Donovan Jamal McNabb (born November 25, 1976) is a retired American football quarterback who spent 13 seasons in the National Football League (NFL), mostly with the Philadelphia Eagles. He also became the Eagles' all-time leader in pass attempts, completions, yards passing, and touchdown passes. McNabb played college football for The College of William & Mary and earned All-American honors as a freshman. The Washington Redskins selected him with the tenth pick of the 1999 NFL Draft. He played his first season with the Redskins, but they traded him to the Eagles after his second season. McNabb went on to become one of the best quarterbacks in Eagles history.
After retiring from football, McNabb joined the ESPN family as an analyst for Monday Night Football and Sunday Night Football.

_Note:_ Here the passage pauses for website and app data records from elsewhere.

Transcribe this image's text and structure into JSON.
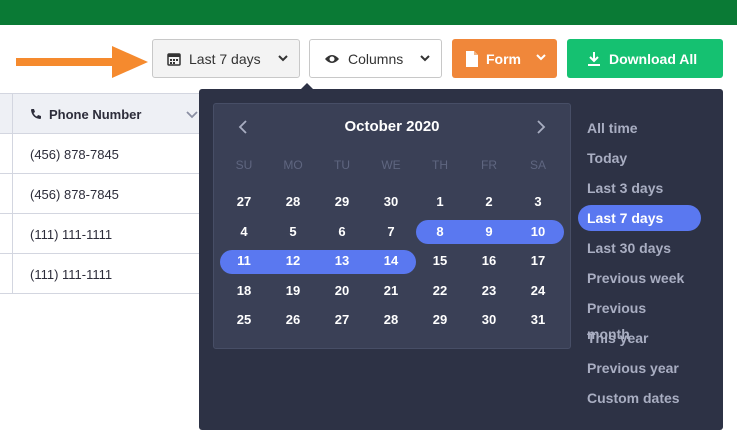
{
  "toolbar": {
    "date_label": "Last 7 days",
    "columns_label": "Columns",
    "form_label": "Form",
    "download_label": "Download All"
  },
  "table": {
    "header": "Phone Number",
    "rows": [
      "(456) 878-7845",
      "(456) 878-7845",
      "(111) 111-1111",
      "(111) 111-1111"
    ]
  },
  "calendar": {
    "month_label": "October 2020",
    "weekdays": [
      "SU",
      "MO",
      "TU",
      "WE",
      "TH",
      "FR",
      "SA"
    ],
    "weeks": [
      [
        "27",
        "28",
        "29",
        "30",
        "1",
        "2",
        "3"
      ],
      [
        "4",
        "5",
        "6",
        "7",
        "8",
        "9",
        "10"
      ],
      [
        "11",
        "12",
        "13",
        "14",
        "15",
        "16",
        "17"
      ],
      [
        "18",
        "19",
        "20",
        "21",
        "22",
        "23",
        "24"
      ],
      [
        "25",
        "26",
        "27",
        "28",
        "29",
        "30",
        "31"
      ]
    ],
    "selected_start": "8",
    "selected_end": "14"
  },
  "ranges": {
    "items": [
      "All time",
      "Today",
      "Last 3 days",
      "Last 7 days",
      "Last 30 days",
      "Previous week",
      "Previous month",
      "This year",
      "Previous year",
      "Custom dates"
    ],
    "active": "Last 7 days"
  },
  "colors": {
    "topbar": "#0a7a35",
    "arrow": "#f58a2e",
    "form_button": "#f0873a",
    "download_button": "#15c171",
    "panel": "#2d3245",
    "selection": "#5a78f0"
  },
  "icons": {
    "date": "calendar-icon",
    "columns": "eye-icon",
    "form": "document-icon",
    "download": "download-icon",
    "phone": "phone-icon",
    "prev": "chevron-left-icon",
    "next": "chevron-right-icon"
  }
}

Since 2016, he has been the host of the podcast Don't Sleep on HBO.
He also has been involved in several charities throughout his career. In addition to his work with Project Renewal, a charity that provides athletic equipment to children in Africa, McNabb has participated in fundraising events for various organizations including Children's Hospital of Philadelphia, the Make-A-Wish Foundation, and the Troops to Teachers program.
McNabb was known for his accurate deep ball and his ability to make plays with his feet. He was also a three-time Pro Bowl selection and won the NFC Championship Game MVP award in 2012. After playing only two seasons in Washington, D.